If you can get the count of non-empty values, the count of empty values, and the count of number values, then you can also get the count of… any values you want, because HyperFormula supports the massively popular `COUNTIF` Excel function.

`COUNTIF` takes a set of values, and counts how many values in that set match your custom criteria: `COUNTIF(range_of_values; criteria)`.

For example:

• =`COUNTIF(A2:A10,">5")`
• =`COUNTIF(A2:B40,"John Doe")`
• =`COUNTIF(A2:C9,A1)`

But that’s not all: COUNTIFS, the Excel function that can apply multiple criteria to multiple sets of values is supported in HyperFormula as well: =`COUNTIFS(Range1; Criterion1 [; Range2; Criterion2 [; ...]])`

For example: =`COUNTIFS(A1:B5,"=Yes",B1:B5,"=No").`

### 7. NETWORKDAYS
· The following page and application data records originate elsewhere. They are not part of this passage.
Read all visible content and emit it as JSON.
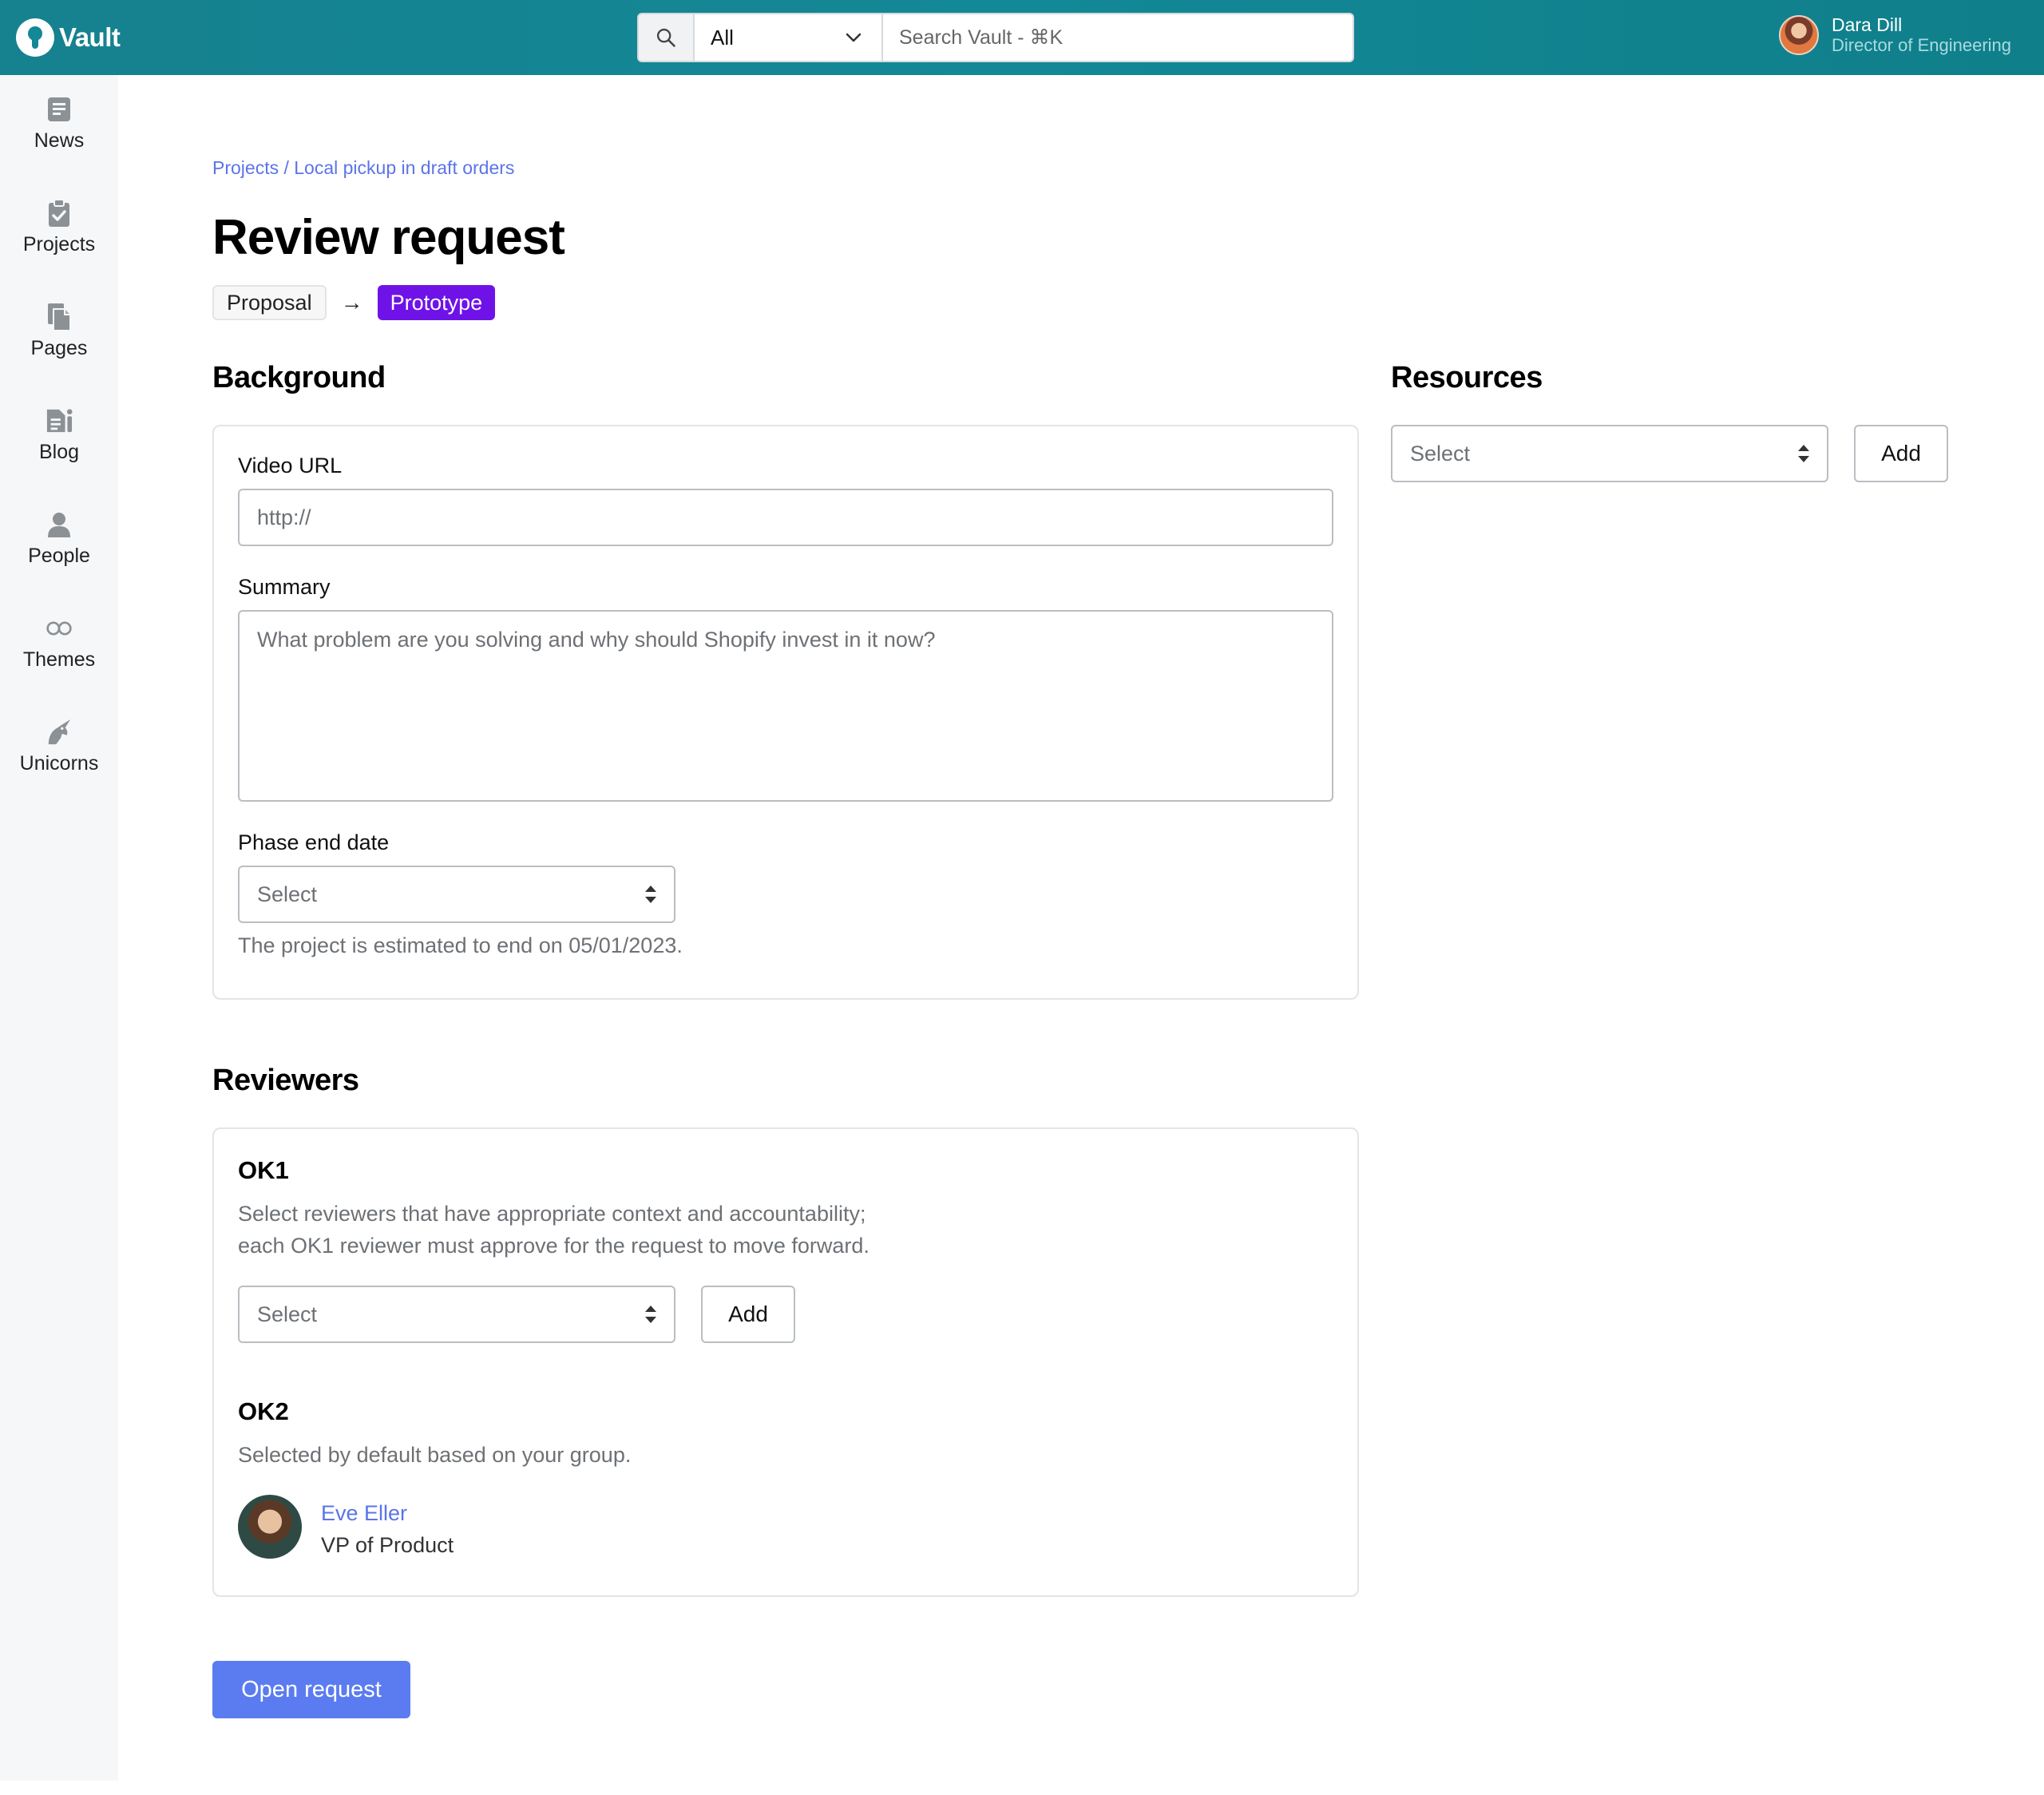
{
  "app": {
    "name": "Vault"
  },
  "search": {
    "scope_value": "All",
    "placeholder": "Search Vault - ⌘K"
  },
  "user": {
    "name": "Dara Dill",
    "role": "Director of Engineering"
  },
  "sidebar": {
    "items": [
      {
        "label": "News",
        "icon": "news-icon"
      },
      {
        "label": "Projects",
        "icon": "clipboard-check-icon"
      },
      {
        "label": "Pages",
        "icon": "pages-icon"
      },
      {
        "label": "Blog",
        "icon": "blog-icon"
      },
      {
        "label": "People",
        "icon": "person-icon"
      },
      {
        "label": "Themes",
        "icon": "infinity-icon"
      },
      {
        "label": "Unicorns",
        "icon": "unicorn-icon"
      }
    ]
  },
  "breadcrumb": {
    "parent": "Projects",
    "separator": " / ",
    "current": "Local pickup in draft orders"
  },
  "page": {
    "title": "Review request"
  },
  "phase": {
    "from": "Proposal",
    "arrow": "→",
    "to": "Prototype"
  },
  "background": {
    "heading": "Background",
    "video_url_label": "Video URL",
    "video_url_placeholder": "http://",
    "summary_label": "Summary",
    "summary_placeholder": "What problem are you solving and why should Shopify invest in it now?",
    "phase_end_label": "Phase end date",
    "phase_end_value": "Select",
    "phase_end_help": "The project is estimated to end on 05/01/2023."
  },
  "resources": {
    "heading": "Resources",
    "select_value": "Select",
    "add_label": "Add"
  },
  "reviewers": {
    "heading": "Reviewers",
    "ok1": {
      "title": "OK1",
      "help_line1": "Select reviewers that have appropriate context and accountability;",
      "help_line2": "each OK1 reviewer must approve for the request to move forward.",
      "select_value": "Select",
      "add_label": "Add"
    },
    "ok2": {
      "title": "OK2",
      "help": "Selected by default based on your group.",
      "reviewer_name": "Eve Eller",
      "reviewer_role": "VP of Product"
    }
  },
  "actions": {
    "open_request": "Open request"
  },
  "colors": {
    "header": "#138896",
    "accent_link": "#5b74e8",
    "prototype_pill": "#6f12e8",
    "primary_button": "#5b7cf0"
  }
}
There’s a simple Excel function that helps you count how many working days there are between two dates. It’s called `NETWORKDAYS`, and you’ll find it in HyperFormula as well:

• `NETWORKDAYS(start_date;end_date;holiday_dates)`

`NETWORKDAYS` lets you specify custom holidays as well, for example:

• `NETWORKDAYS(12/30/2020,06/28/2021;05/05/2021,04/06/2021)`

But there’s more: HyperFormula supports `NETWORKDAYS.INTL`, which lets you set your own definition of a working day (for example, you can set Sunday as a working day, and Friday as a weekend day).

### 8. SUMPRODUCT

Another simple Excel function that often comes in handy is `SUMPRODUCT`. It takes arrays of values (as many as you like), multiplies those arrays’ corresponding values, and sums up the products of those multiplications.

You’ll find `SUMPRODUCT` in HyperFormula as well:

• `SUMPRODUCT(array1;array2...array30)`

For example:

• `SUMPRODUCT(A1:A4;B1:B4)`

### One function to rule them all

Now, if you’re building an advanced business app, there’s always a chance that this one particular Excel function that you need badly is missing from HyperFormula’s huge library. Or, it may even turn out that your end users’ needs are so specific that they can’t be met by any existing function. What then?

The answer is simple: you are free to completely remake any of HyperFormula’s built-in functions. For example, you can take a built-in function and make it compatible with other spreadsheet software, like Google Sheets, LibreOffice Calc, or Gnumeric, if that’s your requirement. Or, you can remove some functions that you don’t need. Or, you can completely remove all the built-in functions and implement only those that match your app’s exact needs.

But your ultimate weapon is creating your own custom function from scratch. HyperFormula lets you easily create functions that do exactly what you need them to. You can even add your own translations for them. In short, the sky is the limit.

Of course, the functions we mentioned in this article are just a tiny sample of what HyperFormula has to offer. In the near future, we’re going to devote some more blog posts to other Excel functions that HyperFormula supports—stay tuned!

### Acknowledgments

The HyperFormula project was co-financed from European Union funds under the European Regional Development Funds as a part of the Smart Growth Operational Programme. Project implemented as a part of the National Centre for Research and Development: Fast Track.